Problem details
When the word "JSON" appears in a line of the data below, list that line.

Given records
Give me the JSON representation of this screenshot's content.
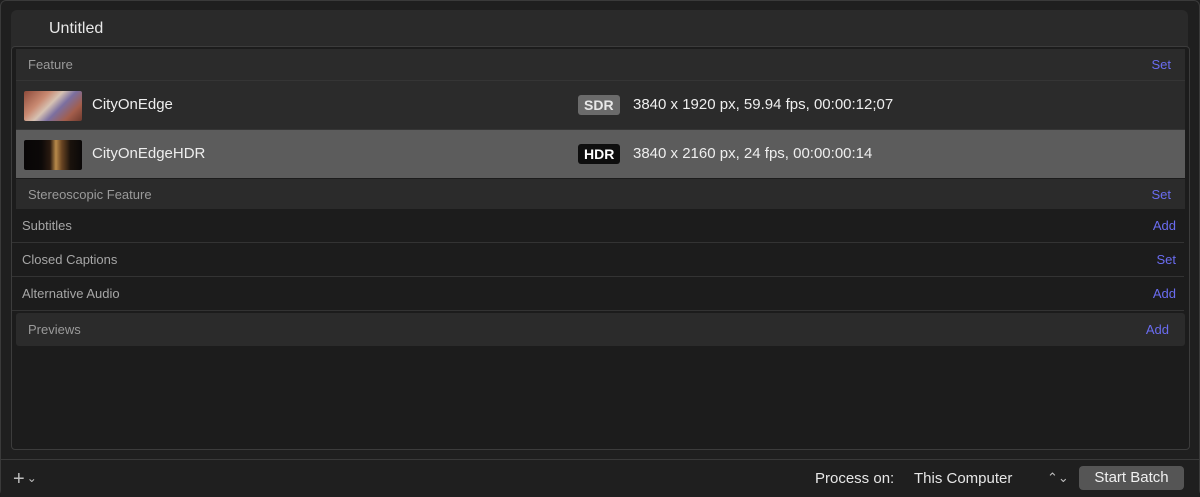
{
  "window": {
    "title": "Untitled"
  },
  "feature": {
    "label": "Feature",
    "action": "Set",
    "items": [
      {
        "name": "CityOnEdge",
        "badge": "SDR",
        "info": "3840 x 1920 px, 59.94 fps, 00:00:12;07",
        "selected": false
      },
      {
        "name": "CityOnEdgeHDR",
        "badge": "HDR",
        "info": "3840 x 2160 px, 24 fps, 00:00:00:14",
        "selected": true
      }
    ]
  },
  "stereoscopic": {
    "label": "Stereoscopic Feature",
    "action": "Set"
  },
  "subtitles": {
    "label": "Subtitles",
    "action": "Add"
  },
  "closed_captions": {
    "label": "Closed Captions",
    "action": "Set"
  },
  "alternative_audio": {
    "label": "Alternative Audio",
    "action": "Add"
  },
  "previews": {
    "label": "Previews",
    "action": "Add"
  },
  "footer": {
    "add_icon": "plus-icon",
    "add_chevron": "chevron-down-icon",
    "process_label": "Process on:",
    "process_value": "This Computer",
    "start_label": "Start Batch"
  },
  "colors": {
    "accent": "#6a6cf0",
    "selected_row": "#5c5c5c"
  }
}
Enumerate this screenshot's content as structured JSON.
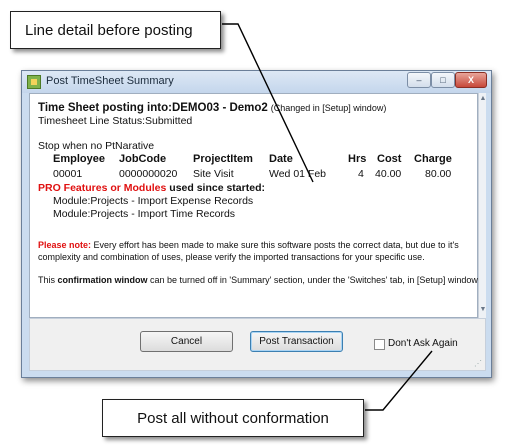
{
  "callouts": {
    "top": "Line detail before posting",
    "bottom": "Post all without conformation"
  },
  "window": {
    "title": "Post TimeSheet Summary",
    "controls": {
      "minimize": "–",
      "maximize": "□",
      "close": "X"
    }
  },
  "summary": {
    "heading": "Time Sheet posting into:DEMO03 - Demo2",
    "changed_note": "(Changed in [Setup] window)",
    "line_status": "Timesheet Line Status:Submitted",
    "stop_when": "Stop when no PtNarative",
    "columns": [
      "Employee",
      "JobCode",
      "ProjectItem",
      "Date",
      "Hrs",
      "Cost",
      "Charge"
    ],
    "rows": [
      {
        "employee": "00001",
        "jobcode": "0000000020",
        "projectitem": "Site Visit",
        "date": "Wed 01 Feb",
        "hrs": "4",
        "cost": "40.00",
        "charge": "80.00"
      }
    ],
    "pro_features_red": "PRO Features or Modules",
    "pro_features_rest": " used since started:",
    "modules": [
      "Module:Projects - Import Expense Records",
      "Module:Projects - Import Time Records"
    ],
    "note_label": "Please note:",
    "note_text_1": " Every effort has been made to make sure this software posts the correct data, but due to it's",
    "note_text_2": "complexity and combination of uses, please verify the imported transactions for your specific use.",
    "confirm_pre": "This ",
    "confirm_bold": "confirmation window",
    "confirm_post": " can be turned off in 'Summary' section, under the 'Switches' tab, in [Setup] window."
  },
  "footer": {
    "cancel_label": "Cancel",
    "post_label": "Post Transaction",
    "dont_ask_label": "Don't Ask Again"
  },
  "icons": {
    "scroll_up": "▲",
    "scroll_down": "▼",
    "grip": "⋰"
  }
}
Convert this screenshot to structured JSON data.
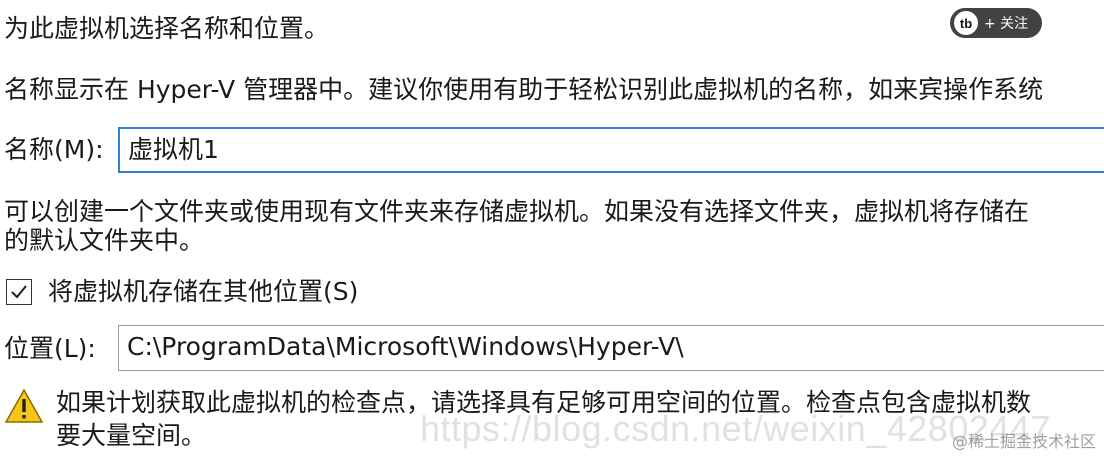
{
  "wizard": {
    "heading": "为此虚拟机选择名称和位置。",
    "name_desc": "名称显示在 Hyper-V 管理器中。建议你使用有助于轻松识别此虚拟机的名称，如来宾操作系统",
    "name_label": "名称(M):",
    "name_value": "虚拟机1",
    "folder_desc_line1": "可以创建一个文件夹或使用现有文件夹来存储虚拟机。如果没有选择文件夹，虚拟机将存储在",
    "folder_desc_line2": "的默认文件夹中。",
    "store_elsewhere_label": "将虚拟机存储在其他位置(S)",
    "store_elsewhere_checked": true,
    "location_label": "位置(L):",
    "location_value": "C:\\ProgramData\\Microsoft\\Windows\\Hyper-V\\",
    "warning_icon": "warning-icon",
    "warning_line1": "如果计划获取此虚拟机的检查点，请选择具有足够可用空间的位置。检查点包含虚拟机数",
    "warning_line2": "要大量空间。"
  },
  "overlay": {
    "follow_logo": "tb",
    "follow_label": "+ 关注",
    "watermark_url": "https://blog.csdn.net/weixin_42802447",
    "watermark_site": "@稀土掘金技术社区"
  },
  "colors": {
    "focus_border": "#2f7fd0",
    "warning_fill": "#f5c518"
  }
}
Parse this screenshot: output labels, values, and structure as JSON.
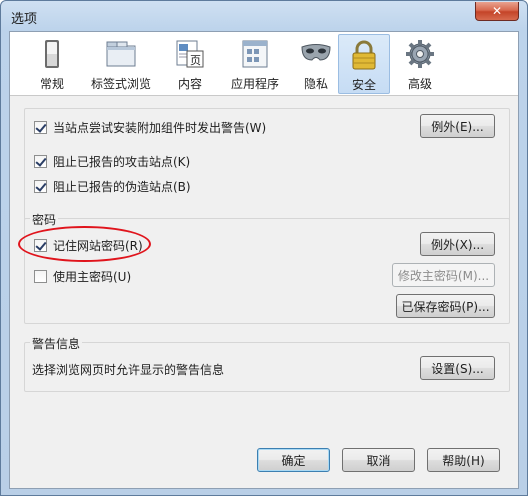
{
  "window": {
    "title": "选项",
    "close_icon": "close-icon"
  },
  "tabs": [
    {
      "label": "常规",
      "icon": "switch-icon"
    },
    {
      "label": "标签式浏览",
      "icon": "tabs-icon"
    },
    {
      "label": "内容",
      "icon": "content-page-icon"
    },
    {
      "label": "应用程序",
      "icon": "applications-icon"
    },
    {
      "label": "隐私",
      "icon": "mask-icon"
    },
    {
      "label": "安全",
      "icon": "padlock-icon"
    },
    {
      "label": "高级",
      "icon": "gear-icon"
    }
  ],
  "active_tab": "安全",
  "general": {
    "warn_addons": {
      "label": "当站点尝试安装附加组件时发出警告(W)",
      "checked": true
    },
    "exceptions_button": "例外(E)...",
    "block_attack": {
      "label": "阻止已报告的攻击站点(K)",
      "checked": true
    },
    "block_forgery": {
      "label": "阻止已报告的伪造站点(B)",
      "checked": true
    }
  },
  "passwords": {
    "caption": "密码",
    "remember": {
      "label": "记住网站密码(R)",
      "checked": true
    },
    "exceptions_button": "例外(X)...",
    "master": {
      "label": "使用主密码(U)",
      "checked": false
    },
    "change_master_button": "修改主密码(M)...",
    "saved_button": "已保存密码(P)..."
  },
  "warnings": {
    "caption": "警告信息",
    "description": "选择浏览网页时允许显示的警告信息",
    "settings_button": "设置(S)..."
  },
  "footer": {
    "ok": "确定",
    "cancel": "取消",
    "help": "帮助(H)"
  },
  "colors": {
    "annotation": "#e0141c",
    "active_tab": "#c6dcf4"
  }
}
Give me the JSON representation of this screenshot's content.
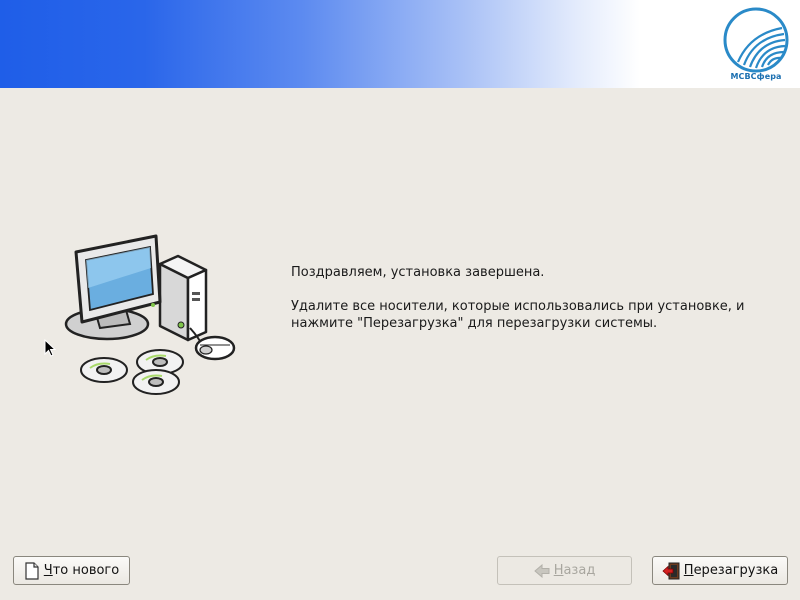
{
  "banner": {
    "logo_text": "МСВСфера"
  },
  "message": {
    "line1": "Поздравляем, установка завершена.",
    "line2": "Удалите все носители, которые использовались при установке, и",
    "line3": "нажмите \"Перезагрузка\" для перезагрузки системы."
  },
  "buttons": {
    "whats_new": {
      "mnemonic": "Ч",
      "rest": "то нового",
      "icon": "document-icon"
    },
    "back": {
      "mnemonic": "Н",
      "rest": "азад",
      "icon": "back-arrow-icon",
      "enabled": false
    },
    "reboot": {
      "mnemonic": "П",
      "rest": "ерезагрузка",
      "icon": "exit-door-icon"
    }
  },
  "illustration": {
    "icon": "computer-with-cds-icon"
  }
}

Task output
Give me the JSON representation of this screenshot's content.
Enumerate this screenshot's content as structured JSON.
Convert this screenshot to structured JSON data.
Parse this screenshot: output labels, values, and structure as JSON.
Give me the JSON representation of this screenshot's content.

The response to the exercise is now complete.